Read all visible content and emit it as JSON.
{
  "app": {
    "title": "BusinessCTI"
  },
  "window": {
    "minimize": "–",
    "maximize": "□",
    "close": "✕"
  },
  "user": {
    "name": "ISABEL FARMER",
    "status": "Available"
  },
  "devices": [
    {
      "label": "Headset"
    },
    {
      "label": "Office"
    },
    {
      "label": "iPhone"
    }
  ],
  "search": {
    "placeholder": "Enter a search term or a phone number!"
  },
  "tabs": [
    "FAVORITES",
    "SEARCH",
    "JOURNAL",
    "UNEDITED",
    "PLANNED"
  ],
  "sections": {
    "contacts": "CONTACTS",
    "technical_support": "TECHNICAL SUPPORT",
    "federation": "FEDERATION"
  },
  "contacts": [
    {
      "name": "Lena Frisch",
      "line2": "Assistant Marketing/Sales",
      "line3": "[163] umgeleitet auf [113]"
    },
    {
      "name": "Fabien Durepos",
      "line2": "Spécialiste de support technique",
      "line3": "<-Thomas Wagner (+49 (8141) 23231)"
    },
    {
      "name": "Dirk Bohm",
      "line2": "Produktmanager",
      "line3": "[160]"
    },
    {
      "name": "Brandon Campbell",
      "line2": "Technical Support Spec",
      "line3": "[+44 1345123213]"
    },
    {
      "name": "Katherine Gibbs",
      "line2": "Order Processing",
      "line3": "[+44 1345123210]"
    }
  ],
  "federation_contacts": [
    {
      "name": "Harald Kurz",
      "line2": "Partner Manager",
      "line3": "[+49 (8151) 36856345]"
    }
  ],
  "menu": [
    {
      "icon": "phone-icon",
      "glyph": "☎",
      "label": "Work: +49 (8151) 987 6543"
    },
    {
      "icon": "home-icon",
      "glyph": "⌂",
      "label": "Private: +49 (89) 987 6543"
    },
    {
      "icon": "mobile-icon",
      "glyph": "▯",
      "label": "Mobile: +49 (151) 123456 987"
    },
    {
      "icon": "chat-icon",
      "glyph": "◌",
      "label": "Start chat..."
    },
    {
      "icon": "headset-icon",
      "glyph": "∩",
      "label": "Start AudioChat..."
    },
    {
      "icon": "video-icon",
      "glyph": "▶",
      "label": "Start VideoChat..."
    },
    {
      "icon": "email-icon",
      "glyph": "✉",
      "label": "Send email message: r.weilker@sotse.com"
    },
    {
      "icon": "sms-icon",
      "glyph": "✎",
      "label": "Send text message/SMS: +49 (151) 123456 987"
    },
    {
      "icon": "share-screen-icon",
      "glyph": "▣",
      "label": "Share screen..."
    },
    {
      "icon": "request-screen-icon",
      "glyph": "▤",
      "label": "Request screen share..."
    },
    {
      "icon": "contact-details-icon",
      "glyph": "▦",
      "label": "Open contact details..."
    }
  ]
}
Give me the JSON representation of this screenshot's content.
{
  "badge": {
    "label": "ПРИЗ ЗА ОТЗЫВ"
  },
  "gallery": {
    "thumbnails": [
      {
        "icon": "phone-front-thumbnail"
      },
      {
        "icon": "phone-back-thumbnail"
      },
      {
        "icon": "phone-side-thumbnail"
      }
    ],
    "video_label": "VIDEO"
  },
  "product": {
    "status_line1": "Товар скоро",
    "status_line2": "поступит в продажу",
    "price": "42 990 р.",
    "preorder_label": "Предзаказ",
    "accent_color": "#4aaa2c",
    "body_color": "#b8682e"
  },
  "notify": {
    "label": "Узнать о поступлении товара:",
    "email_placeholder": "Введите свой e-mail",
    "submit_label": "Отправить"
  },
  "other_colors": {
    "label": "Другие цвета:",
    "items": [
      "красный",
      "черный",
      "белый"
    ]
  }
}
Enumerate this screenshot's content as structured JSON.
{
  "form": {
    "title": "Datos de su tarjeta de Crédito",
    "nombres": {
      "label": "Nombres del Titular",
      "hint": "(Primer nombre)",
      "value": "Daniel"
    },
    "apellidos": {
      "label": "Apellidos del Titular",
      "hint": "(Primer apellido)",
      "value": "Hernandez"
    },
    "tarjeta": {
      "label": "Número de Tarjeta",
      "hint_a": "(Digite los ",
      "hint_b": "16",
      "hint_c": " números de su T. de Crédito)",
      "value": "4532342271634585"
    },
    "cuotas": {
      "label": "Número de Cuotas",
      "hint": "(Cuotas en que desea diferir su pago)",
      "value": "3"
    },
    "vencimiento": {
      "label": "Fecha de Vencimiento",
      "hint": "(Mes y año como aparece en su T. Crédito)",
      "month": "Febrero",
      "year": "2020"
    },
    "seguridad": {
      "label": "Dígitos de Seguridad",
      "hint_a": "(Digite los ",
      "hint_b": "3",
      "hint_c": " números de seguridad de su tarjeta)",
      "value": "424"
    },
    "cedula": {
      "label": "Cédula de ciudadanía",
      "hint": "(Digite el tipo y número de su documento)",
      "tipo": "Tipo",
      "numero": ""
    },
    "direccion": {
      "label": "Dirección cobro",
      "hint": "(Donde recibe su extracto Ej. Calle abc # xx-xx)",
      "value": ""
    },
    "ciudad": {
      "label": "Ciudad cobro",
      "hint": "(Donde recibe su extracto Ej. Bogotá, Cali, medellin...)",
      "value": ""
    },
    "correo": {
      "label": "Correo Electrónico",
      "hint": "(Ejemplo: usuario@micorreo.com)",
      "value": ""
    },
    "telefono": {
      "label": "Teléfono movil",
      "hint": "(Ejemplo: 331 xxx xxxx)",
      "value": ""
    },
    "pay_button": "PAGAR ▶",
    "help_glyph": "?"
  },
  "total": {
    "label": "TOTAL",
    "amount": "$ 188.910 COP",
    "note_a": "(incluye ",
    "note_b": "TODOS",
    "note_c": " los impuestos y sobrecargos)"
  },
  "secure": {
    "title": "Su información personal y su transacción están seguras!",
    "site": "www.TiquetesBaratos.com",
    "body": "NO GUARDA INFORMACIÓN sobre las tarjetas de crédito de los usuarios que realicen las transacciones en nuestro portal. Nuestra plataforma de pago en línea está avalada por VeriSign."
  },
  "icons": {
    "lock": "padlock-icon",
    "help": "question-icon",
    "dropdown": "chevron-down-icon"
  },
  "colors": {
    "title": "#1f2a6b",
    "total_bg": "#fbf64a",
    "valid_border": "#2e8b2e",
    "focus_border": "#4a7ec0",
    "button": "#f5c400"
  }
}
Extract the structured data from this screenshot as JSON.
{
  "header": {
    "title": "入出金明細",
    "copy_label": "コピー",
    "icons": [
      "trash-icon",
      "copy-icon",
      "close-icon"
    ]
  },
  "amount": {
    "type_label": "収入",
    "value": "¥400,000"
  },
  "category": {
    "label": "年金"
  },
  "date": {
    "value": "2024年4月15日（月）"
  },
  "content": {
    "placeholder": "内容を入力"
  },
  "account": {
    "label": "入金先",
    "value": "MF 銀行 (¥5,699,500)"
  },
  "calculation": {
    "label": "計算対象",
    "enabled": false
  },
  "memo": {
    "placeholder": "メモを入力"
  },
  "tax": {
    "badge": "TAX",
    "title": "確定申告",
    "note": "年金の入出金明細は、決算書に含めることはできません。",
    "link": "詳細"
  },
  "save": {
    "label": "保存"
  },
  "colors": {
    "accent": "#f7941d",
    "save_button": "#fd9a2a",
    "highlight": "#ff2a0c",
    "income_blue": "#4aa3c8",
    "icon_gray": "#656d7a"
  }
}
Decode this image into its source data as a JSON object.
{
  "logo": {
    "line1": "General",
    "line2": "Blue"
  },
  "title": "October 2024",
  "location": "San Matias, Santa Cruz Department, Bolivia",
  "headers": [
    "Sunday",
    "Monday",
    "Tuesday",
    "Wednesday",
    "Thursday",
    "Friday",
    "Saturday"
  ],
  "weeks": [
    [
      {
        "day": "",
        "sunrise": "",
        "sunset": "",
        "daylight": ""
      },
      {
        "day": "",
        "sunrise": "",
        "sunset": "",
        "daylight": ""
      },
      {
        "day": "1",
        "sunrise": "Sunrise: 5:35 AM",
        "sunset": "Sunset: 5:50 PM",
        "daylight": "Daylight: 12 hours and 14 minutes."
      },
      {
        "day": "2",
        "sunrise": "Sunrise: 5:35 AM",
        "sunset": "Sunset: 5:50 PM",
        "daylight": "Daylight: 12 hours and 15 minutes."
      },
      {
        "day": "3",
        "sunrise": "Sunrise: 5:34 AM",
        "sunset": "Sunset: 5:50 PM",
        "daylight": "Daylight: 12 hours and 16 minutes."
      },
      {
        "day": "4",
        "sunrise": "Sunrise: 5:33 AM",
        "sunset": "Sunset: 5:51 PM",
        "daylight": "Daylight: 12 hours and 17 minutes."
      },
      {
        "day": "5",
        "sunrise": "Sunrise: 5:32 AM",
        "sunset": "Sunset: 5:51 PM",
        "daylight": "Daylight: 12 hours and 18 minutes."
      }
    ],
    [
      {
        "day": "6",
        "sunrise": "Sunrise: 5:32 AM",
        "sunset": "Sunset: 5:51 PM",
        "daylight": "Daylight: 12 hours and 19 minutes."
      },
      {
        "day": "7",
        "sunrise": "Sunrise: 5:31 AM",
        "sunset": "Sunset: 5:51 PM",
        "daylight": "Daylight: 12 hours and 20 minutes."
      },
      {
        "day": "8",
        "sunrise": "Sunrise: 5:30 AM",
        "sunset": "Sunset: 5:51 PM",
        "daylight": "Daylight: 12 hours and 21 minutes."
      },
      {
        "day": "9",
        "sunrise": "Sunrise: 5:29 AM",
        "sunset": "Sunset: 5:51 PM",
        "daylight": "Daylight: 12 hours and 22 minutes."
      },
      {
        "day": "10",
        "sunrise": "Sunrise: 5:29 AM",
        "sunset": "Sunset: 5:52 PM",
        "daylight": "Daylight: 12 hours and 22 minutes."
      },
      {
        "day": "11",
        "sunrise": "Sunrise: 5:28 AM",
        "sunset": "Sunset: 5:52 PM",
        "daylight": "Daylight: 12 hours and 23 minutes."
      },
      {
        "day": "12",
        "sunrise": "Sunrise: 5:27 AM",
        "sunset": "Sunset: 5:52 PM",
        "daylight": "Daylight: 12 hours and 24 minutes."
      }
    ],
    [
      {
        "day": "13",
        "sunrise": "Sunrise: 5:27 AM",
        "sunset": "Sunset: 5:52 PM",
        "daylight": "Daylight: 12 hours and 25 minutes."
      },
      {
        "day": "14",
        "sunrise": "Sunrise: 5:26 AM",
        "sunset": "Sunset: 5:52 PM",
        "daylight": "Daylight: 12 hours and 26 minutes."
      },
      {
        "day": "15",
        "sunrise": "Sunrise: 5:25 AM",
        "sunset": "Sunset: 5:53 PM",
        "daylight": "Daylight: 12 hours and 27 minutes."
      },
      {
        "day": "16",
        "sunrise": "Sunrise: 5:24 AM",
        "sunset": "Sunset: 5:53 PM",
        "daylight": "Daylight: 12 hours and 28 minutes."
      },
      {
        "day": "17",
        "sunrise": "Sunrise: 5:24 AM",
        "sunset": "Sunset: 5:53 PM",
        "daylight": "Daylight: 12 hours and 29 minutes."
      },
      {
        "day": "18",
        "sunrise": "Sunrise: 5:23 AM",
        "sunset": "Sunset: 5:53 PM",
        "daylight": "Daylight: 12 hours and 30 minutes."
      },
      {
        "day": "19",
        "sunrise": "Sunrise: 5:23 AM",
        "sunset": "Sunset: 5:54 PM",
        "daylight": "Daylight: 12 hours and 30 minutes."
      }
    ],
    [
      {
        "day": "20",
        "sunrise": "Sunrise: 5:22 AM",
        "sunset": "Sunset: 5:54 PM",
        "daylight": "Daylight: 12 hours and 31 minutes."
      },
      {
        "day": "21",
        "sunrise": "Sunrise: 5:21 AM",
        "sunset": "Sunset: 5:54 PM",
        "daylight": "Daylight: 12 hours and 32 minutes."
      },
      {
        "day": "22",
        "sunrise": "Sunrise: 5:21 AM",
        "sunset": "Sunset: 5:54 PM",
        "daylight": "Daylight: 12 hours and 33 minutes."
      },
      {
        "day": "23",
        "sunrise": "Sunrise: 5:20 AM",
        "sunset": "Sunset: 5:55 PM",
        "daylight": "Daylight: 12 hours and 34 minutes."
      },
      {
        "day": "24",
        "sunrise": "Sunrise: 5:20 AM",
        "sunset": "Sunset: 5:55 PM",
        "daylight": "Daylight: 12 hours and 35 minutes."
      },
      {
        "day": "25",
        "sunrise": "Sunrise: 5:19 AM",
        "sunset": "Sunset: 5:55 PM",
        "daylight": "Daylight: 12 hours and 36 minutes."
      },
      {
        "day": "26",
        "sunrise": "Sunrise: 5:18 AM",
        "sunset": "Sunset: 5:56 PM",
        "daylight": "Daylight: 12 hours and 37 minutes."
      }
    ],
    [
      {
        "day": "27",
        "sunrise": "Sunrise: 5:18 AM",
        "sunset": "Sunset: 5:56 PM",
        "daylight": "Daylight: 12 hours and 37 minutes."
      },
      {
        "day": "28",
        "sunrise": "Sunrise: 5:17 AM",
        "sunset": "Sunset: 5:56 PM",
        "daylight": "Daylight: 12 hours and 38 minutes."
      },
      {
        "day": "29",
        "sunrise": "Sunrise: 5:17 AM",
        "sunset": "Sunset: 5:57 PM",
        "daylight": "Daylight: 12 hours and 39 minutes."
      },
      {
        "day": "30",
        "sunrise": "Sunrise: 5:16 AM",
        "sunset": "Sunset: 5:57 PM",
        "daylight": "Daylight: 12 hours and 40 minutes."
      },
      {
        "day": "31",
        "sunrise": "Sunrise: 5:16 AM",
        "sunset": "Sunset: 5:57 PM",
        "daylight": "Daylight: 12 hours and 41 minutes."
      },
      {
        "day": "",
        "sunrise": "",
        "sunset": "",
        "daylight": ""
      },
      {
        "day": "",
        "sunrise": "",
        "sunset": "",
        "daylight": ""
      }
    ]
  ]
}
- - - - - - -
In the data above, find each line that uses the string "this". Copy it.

(Answer box):
Give me the JSON representation of this screenshot's content.
Enumerate this screenshot's content as structured JSON.
Extract the structured data from this screenshot as JSON.
Decode this image into its source data as a JSON object.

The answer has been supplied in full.